A Tale of Two Cultures: Qualitative and Quantitative Research in the Social Sciences

Gary Goertz and James Mahoney

Princeton University Press, 2012

Some in the social sciences argue that the same logic applies to both qualitative and quantitative methods. In A Tale of Two Cultures, Gary Goertz and James Mahoney demonstrate that these two paradigms constitute different cultures, each internally coherent yet marked by contrasting norms, practices, and toolkits.

Goertz and Mahoney identify and discuss major differences between these two traditions that touch nearly every aspect of social science research, including design, goals, causal effects and models, concepts and measurement, data analysis, and case selection.

Although focused on the differences between qualitative and quantitative research, Goertz and Mahoney also seek to promote toleration, exchange, and learning by enabling scholars to think beyond their own culture and see an alternative scientific worldview.

This book is written in an easily accessible style and features a host of real-world examples to illustrate methodological points. 


"For too long, qualitative research has been portrayed as the ill-mannered stepchild of quantitative research, hampered by its seemingly primitive analytic techniques and misplaced enthusiasm for understanding and interpreting 'cases.' A Tale of Two Cultures puts an end to this nonsense by highlighting the distinctiveness of qualitative research and contrasting it point by point with the quantitative approach. The book offers an accessible, comprehensive challenge to conventional views."
— Charles Ragin, University of Arizona 

"Goertz and Mahoney draw out for readers why the contrasting approaches to social science are appropriate given the overall goals and assumptions of the two paradigms, and then enable readers from both sides to see the alternative perspective and reconsider their own approach and goals."
— Janet Box-Steffensmeier, Ohio State University 

"I greatly admire this book. Goertz and Mahoney are widely respected innovators in qualitative methodology, and their mastery is evident in the range of topics covered, the ingenuity of their arguments, and the clear and confident prose that makes the book accessible to a wide audience. A Tale of Two Cultures will spark necessary and useful debate; it is a great contribution to political methodology."
— David Waldner, University of Virginia 

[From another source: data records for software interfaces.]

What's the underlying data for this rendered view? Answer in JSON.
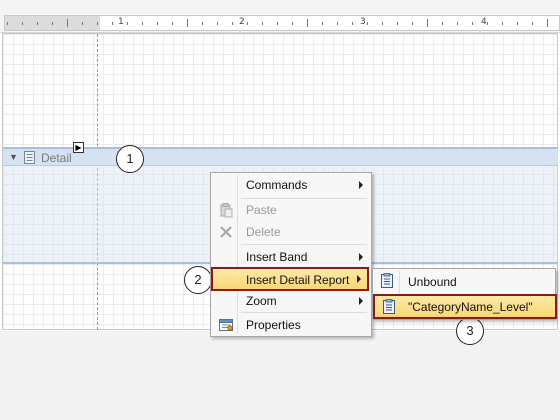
{
  "ruler": {
    "numbers": [
      "1",
      "2",
      "3",
      "4"
    ]
  },
  "band": {
    "label": "Detail",
    "smart_tag": "▶"
  },
  "context_menu": {
    "items": [
      {
        "label": "Commands",
        "has_submenu": true,
        "disabled": false,
        "icon": ""
      },
      {
        "label": "Paste",
        "has_submenu": false,
        "disabled": true,
        "icon": "paste-icon"
      },
      {
        "label": "Delete",
        "has_submenu": false,
        "disabled": true,
        "icon": "delete-icon"
      },
      {
        "label": "Insert Band",
        "has_submenu": true,
        "disabled": false,
        "icon": ""
      },
      {
        "label": "Insert Detail Report",
        "has_submenu": true,
        "disabled": false,
        "icon": "",
        "highlighted": true
      },
      {
        "label": "Zoom",
        "has_submenu": true,
        "disabled": false,
        "icon": ""
      },
      {
        "label": "Properties",
        "has_submenu": false,
        "disabled": false,
        "icon": "properties-icon"
      }
    ]
  },
  "submenu": {
    "items": [
      {
        "label": "Unbound",
        "icon": "report-icon"
      },
      {
        "label": "\"CategoryName_Level\"",
        "icon": "report-icon",
        "highlighted": true
      }
    ]
  },
  "callouts": {
    "c1": "1",
    "c2": "2",
    "c3": "3"
  },
  "colors": {
    "highlight": "#f9d776",
    "highlight_border": "#8b1a1a",
    "band": "#d6e2f2"
  }
}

"A Tale of Two Cultures is beautifully written and compellingly argued. This terrific book will be widely read, taught, and cited."
— Colin Elman, The Maxwell School of Syracuse University